Salient. Victoria University Student Newspaper. Volume 36, Number 17. July 18th, 1973
What Effects From The Bomb?
What Effects From The Bomb?
Still counting their dead from last year's pitched battle, Wellington police turned out in full force to defend the Bastille Day celebrations at the French Ambassador's residence at Easdale Street. Complete with bus, barricades and an ambulance to tend the wounded, the constabulary were prepared for any situation except for the rain which kept most would-be demonstrators at home. Anxious not to waste such a show of strength they passed their time helping elderly guests across the street, sleeping in their bus, parading and occasionally restraining the demonstration of some sixty people.
In 1969 Ernest Sternglass, Professor of Physics at the University of Pittsburg opened a wide-scale controversy that has not yet ended. With detailed statistics in support of his thesis, he maintained that the low doses of radiation, resulting from experimental nuclear tests were causing the death of countless children.
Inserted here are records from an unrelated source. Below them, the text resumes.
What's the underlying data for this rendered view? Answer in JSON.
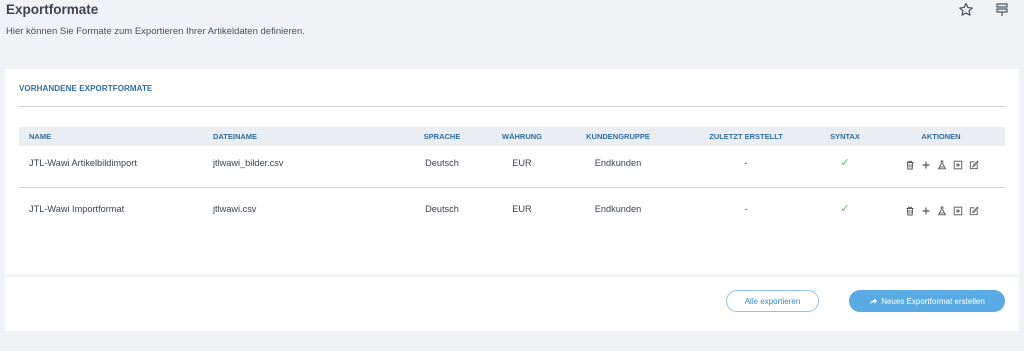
{
  "header": {
    "title": "Exportformate",
    "subtitle": "Hier können Sie Formate zum Exportieren Ihrer Artikeldaten definieren."
  },
  "card": {
    "title": "VORHANDENE EXPORTFORMATE",
    "columns": [
      "NAME",
      "DATEINAME",
      "SPRACHE",
      "WÄHRUNG",
      "KUNDENGRUPPE",
      "ZULETZT ERSTELLT",
      "SYNTAX",
      "AKTIONEN"
    ],
    "rows": [
      {
        "name": "JTL-Wawi Artikelbildimport",
        "file": "jtlwawi_bilder.csv",
        "lang": "Deutsch",
        "currency": "EUR",
        "group": "Endkunden",
        "last": "-",
        "syntax": "✓"
      },
      {
        "name": "JTL-Wawi Importformat",
        "file": "jtlwawi.csv",
        "lang": "Deutsch",
        "currency": "EUR",
        "group": "Endkunden",
        "last": "-",
        "syntax": "✓"
      }
    ],
    "action_icons": [
      "trash-icon",
      "plus-icon",
      "flask-icon",
      "plus-square-icon",
      "edit-icon"
    ]
  },
  "footer": {
    "export_all_label": "Alle exportieren",
    "new_format_label": "Neues Exportformat erstellen"
  },
  "colors": {
    "accent": "#2f6ea3",
    "primary_button": "#5aabe4",
    "check": "#5bbf5e"
  }
}
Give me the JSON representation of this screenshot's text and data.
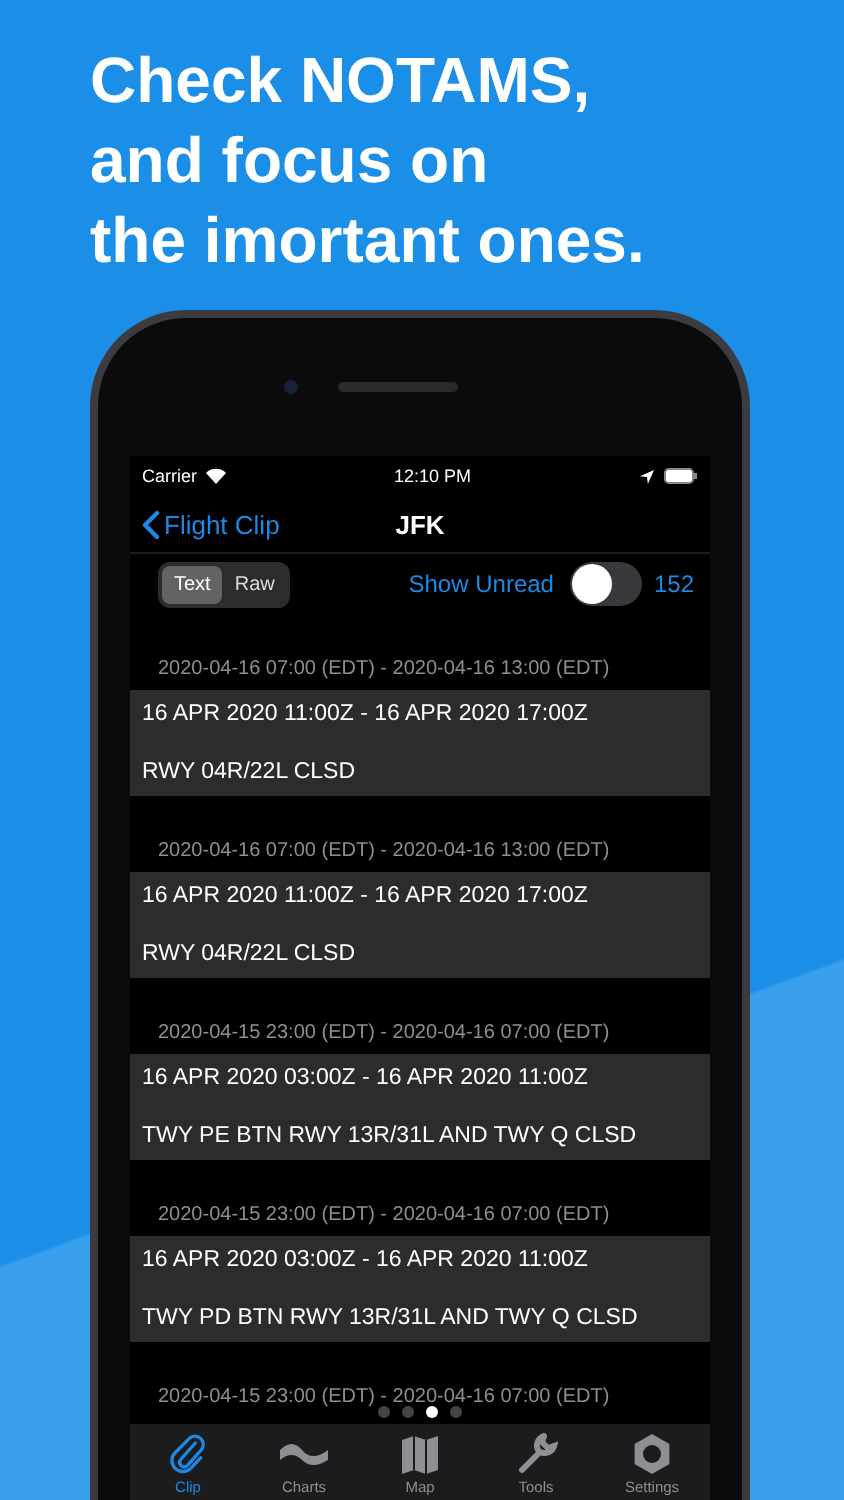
{
  "headline": [
    "Check NOTAMS,",
    "and focus on",
    "the imortant ones."
  ],
  "status_bar": {
    "carrier": "Carrier",
    "time": "12:10 PM"
  },
  "nav_bar": {
    "back": "Flight Clip",
    "title": "JFK"
  },
  "segments": [
    {
      "label": "Text",
      "selected": true
    },
    {
      "label": "Raw",
      "selected": false
    }
  ],
  "show_unread": {
    "label": "Show Unread",
    "on": false,
    "count": "152"
  },
  "notams": [
    {
      "local_period": "2020-04-16 07:00 (EDT) - 2020-04-16 13:00 (EDT)",
      "utc_period": "16 APR 2020 11:00Z - 16 APR 2020 17:00Z",
      "text": "RWY 04R/22L CLSD"
    },
    {
      "local_period": "2020-04-16 07:00 (EDT) - 2020-04-16 13:00 (EDT)",
      "utc_period": "16 APR 2020 11:00Z - 16 APR 2020 17:00Z",
      "text": "RWY 04R/22L CLSD"
    },
    {
      "local_period": "2020-04-15 23:00 (EDT) - 2020-04-16 07:00 (EDT)",
      "utc_period": "16 APR 2020 03:00Z - 16 APR 2020 11:00Z",
      "text": "TWY PE BTN RWY 13R/31L AND TWY Q CLSD"
    },
    {
      "local_period": "2020-04-15 23:00 (EDT) - 2020-04-16 07:00 (EDT)",
      "utc_period": "16 APR 2020 03:00Z - 16 APR 2020 11:00Z",
      "text": "TWY PD BTN RWY 13R/31L AND TWY Q CLSD"
    },
    {
      "local_period": "2020-04-15 23:00 (EDT) - 2020-04-16 07:00 (EDT)"
    }
  ],
  "page_dots": [
    {
      "selected": false
    },
    {
      "selected": false
    },
    {
      "selected": true
    },
    {
      "selected": false
    }
  ],
  "tabs": [
    {
      "kind": "clip",
      "label": "Clip",
      "selected": true
    },
    {
      "kind": "charts",
      "label": "Charts",
      "selected": false
    },
    {
      "kind": "map",
      "label": "Map",
      "selected": false
    },
    {
      "kind": "tools",
      "label": "Tools",
      "selected": false
    },
    {
      "kind": "settings",
      "label": "Settings",
      "selected": false
    }
  ]
}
These deaths would be recorded under various headlines, for they are due, said he, to a general alteration of the 'genetic quality" of the foetuses and their powers of resistance.
And the increase (which no one could deny) is in proportion to the amount of strontiuin—90, a radio-active isotope which has a half-life of 28 years and is slowly broadcast according to the atmospheric conditions following the nuclear tests.
In New Mexico, said Sternglass, infant mortality increased by between 20—30% after the first nuclear test at Almogardo on July 16, 1945, which reminded Robert Offenheimer of the famous Indian poem, "Brighter than a Thousand Suns". This excessively high rate of mortality, "the result of an increase in premature births and a lower resistance to infection" was caused by what today is regarded as "a small technical nuclear device"
Although this theory (put forward, no doubt, too hastily) was hotly contested, especially by American Military experts, it is an undeniable fact that nuclear tests cause fallout of strontium—90. Scientists have discovered it in the organism of children in various countries of the world, following the American and Soviet tests. At the same time, curious thyroidal anomalies (whose precise effects on growth are still unknown) have been discovered, always on children and notably, on Rongelap Island near the Bikini atoll. They are attributable to another isotope, iodine 131, whose half-life of eight days is clearly shorter than that of strontium but has a selective affinity for the thyroid.
Those who maintain the harmlessness of the pathological effects, discovered in one place and another, say there is a shortage of figures and statistics in proof of the theory. But they must know that these facts will not be available for another quarter of a century at least.
This is the time it takes for the appearance of most of the cancers which have a radioactive cause. Such is also the "genetic" delay which effects a new generation according to its strength or weaknesses.
The report published by the Atomic Bomb Casualty Commission which has been operating in Japan since 1948 in order to study the long-term effects of the Hiroshima and Nagasaki bombs shows that among the descendants of Japanese victims there has been a definite although moderate retardation of growth, an increase in foetal and infant mortality, a growth in the incidence of mental retardation and a significant and indisputable increase in the incidence of leukemias and cancers.
Some say that the effect of high doses of radiation (as in the case of Japan) with the effects of low doses (as in the nuclear tests) cannot be compared. But, in fact, it is fully justifiable to do so, for although we do not yet know if there is a "threshold" of irradiation in the development of cancers, we do know that even a very low dose of radiation is injurious to the cells. We do know that this injury is cumulative and irreversible, that it shows itself only after a long period of latency and that the effects on the organism thus engendered, are sometimes irreversible and hereditary in their, nature.
June 23, 1972